We all experience this sales routine regularly, not just with garage door installers, and it can be frustrating. But it's not always aimed at ripping us off. Just because a professional thinks we need more than we think we need does not mean they are trying to fool us. Sometimes they really are trying to help us.
So, how can you distinguish between a legitimate and an illegitimate up-sell effort when dealing with garage door installers and repairmen? Here are some suggestions that Lombard offers for service technicians who have been called on a garage door problem. The suggestions are good ones for the technician, but they also offer the consumer a good means of judging the character and competence of the technician who shows up at their house.
Lombard says the service technician should:
- Bring a price book containing all of the parts for garage doors and motors so that he can tell the consumer what a repair will cost them.
- Bring sales literature for products his company sells so the consumer can see what they might be buying.
- Know what parts he has in stock so that he won't try to sell the consumer something he doesn't have.
- Carry a good supply of standard common parts (springs, rollers, hingers, weatherstripping and motor operators), so that he can tend to common problems right away.
- Make an effort to analyze the cause of the problem, and not just the problem itself. This is where up-selling can benefit both the technician and the consumer.

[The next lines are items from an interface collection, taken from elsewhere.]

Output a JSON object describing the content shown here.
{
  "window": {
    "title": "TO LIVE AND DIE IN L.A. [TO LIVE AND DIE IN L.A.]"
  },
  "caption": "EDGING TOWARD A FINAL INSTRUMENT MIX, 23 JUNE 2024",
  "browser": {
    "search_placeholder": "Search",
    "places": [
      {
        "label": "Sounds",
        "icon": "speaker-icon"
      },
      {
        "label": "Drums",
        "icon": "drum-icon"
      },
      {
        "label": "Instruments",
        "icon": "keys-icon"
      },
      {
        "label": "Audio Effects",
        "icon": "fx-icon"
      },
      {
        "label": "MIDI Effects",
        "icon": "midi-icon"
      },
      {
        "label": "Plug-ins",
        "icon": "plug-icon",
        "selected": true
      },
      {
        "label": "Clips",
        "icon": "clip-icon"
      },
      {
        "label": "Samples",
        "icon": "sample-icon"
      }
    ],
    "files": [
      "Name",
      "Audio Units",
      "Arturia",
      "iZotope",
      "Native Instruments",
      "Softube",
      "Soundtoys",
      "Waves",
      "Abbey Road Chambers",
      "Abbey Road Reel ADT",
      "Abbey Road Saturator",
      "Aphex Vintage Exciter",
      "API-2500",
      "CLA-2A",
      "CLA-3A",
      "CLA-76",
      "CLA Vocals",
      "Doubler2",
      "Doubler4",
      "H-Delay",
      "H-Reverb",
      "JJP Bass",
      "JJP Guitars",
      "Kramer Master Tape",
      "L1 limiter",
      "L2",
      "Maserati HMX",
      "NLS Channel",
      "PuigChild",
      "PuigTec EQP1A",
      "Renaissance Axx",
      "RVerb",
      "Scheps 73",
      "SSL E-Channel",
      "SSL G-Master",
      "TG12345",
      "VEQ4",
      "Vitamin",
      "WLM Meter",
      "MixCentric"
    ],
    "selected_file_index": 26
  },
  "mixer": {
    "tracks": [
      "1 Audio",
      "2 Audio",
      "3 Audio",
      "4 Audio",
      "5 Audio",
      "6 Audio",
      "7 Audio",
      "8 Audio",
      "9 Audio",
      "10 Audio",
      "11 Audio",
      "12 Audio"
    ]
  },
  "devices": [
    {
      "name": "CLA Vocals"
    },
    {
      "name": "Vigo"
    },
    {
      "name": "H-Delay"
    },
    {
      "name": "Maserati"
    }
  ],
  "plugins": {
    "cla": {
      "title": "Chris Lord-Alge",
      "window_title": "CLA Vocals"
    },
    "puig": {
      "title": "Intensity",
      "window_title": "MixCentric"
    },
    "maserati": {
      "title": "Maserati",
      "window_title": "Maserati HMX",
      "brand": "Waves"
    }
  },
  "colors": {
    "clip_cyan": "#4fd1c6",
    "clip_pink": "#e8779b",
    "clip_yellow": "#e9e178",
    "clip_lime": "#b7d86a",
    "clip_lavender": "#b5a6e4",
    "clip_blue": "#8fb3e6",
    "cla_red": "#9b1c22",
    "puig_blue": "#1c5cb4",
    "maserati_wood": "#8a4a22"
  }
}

For example, say the garage door was hanging up due to one bad roller. The technician could replace that one roller and be on his way. But he could also make a very good case for replacing all of the rollers. This would increase his sale and the repair cost to the consumer, but it might also ensure fewer problems and better performance with the garage door in the years to come.
A similar argument could be made for replacing all of the springs when only one was broken. The point is, good professional garage door installers and repairmen should make an effort to explain the long-term benefits of repairing or replacing some parts that currently may not be causing any problem. The consumer makes the ultimate decision, of course, but at least it will be an informed one.
- Don't try to force the issue. Up-selling enters the realm of unethical when the seller won't take "no" for an answer and continues to pressure the consumer to spend more than they want to spend. Better to just be sure to leave the consumer understanding all of their options and confident that they have paid only for what they really wanted.
- Make the time to provide the consumer with a full diagnosis and report on options and consequences. If a garage door installer or repairman schedules the day with quick, back-to-back repair calls, he is not going to have the time to make reasonable, responsible sales pitches to the consumer. Feeling the need to rush to another appointment might well reduce the chance of selling more to each consumer, a result that ultimately benefits no one.